**TASK PROMPT**
Your answer should consist of the lines in the following data that contain "正在分析".

**RECORDS FOR PROCESSING**
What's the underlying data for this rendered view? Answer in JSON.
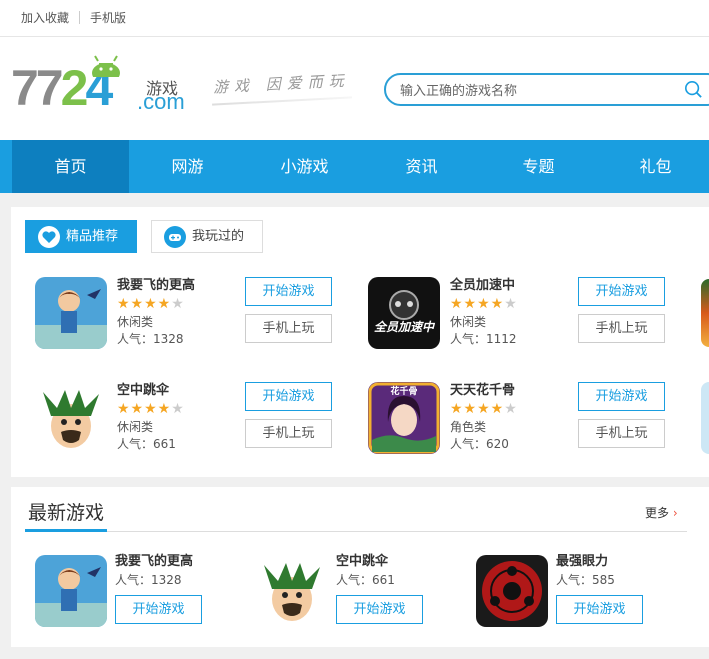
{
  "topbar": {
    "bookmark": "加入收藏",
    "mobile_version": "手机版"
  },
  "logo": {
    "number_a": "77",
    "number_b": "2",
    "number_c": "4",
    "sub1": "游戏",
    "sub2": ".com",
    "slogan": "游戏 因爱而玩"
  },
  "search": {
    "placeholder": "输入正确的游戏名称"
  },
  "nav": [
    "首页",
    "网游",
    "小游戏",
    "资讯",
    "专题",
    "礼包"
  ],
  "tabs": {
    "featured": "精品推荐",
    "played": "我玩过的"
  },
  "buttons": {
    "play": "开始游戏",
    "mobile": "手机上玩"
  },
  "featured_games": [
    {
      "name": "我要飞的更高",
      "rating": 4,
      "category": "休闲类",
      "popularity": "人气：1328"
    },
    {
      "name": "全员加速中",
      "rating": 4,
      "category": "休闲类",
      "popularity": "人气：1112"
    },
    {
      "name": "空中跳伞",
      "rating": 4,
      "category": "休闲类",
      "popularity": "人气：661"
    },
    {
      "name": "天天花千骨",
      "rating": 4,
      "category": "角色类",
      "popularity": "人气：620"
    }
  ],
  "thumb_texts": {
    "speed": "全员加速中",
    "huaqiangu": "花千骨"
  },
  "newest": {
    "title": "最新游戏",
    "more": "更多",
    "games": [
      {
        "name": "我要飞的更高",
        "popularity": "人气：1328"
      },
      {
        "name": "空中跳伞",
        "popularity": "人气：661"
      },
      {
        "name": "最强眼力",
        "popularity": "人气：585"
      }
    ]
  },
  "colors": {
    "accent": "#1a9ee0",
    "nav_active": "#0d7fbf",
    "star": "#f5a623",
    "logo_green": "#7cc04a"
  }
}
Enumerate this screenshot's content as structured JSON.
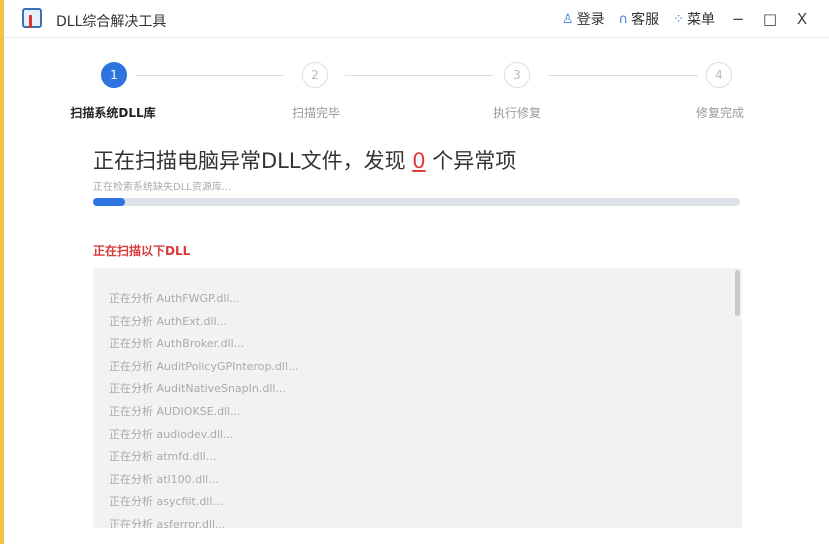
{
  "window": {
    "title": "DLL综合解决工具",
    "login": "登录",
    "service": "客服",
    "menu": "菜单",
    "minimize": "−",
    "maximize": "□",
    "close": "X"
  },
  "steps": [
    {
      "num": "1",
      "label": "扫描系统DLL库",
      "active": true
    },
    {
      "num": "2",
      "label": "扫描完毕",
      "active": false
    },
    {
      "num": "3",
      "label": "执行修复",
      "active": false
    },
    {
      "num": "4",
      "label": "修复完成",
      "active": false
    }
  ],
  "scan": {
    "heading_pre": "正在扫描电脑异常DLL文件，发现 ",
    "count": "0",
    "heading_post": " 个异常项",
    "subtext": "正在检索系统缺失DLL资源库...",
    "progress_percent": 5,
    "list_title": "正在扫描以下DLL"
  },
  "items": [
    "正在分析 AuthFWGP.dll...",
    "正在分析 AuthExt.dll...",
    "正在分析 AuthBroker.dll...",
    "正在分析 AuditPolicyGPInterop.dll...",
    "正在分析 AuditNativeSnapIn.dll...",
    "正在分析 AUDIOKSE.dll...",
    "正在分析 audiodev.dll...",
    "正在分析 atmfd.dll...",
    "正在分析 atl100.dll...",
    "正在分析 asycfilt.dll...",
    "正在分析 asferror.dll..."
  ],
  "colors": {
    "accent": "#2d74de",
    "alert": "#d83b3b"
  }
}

**FINISHED EXERCISE**
    "正在分析 AuthFWGP.dll...",
    "正在分析 AuthExt.dll...",
    "正在分析 AuthBroker.dll...",
    "正在分析 AuditPolicyGPInterop.dll...",
    "正在分析 AuditNativeSnapIn.dll...",
    "正在分析 AUDIOKSE.dll...",
    "正在分析 audiodev.dll...",
    "正在分析 atmfd.dll...",
    "正在分析 atl100.dll...",
    "正在分析 asycfilt.dll...",
    "正在分析 asferror.dll..."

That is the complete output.